I doubt that anyone can show you how to prove Goedel's incompleteness theorem- its very long and very deep. There are a number of books written on it alone.
Yes, Goedel's theorem says that any system of axioms (large enough to encompass the natural numbers) is either inconsistent (in which case it's useless) or incomplete (in which case it's not perfect!).
Saying that a system is incomplete means there exist some theorem, statable in terms of the system which can be neither proven nor disproven. Of course, you could always add that theorem itself as an axiom but then you would have some other theorem that can be neither proven nor disproven.
One cannot prove, in absolute terms, that most of the systems used in mathematics are consistent- it is possible to prove, for example, that Euclidean geometry is consistent if and only if hyperbolic geometry is, or that Euclidean geometry is consistent if and only if algebra is, which is consistent if and only if the natural numbers are, which is true if and only if set theory is consistent....
Since there are one heckuva lot of things we don't know HOW to prove, most mathematicians are willing to live with the knowledge that they can't prove EVERYTHING!
It applies only to logical systems based on axioms. That includes all of mathematics. It does not apply to physics or other sciences that are based on experimental evidencel.
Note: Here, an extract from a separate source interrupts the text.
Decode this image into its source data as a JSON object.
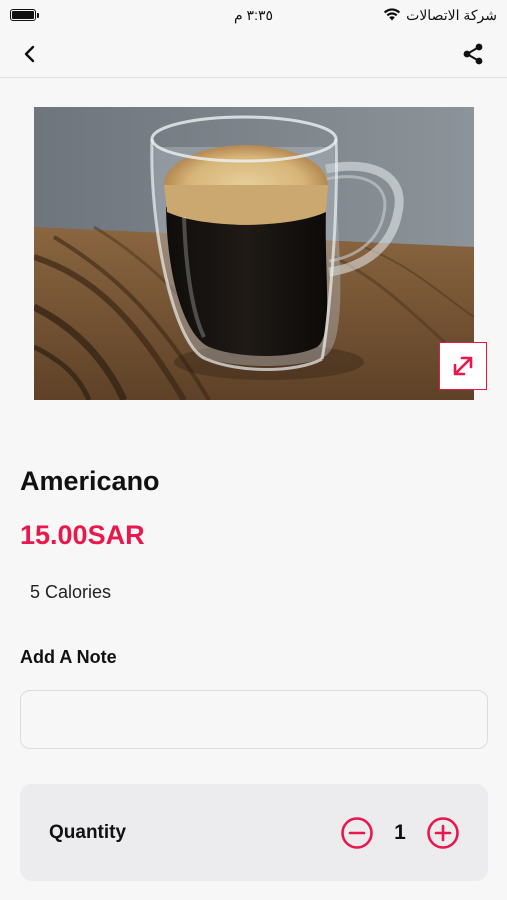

It is conceivable that, if a particular axiomatic system used to model physics were inconsistent, the mathematical foundation would be in trouble. The experimental evidence, of course, would still be valid. I will point out that there is no evidence that any important mathematical system is inconsistent.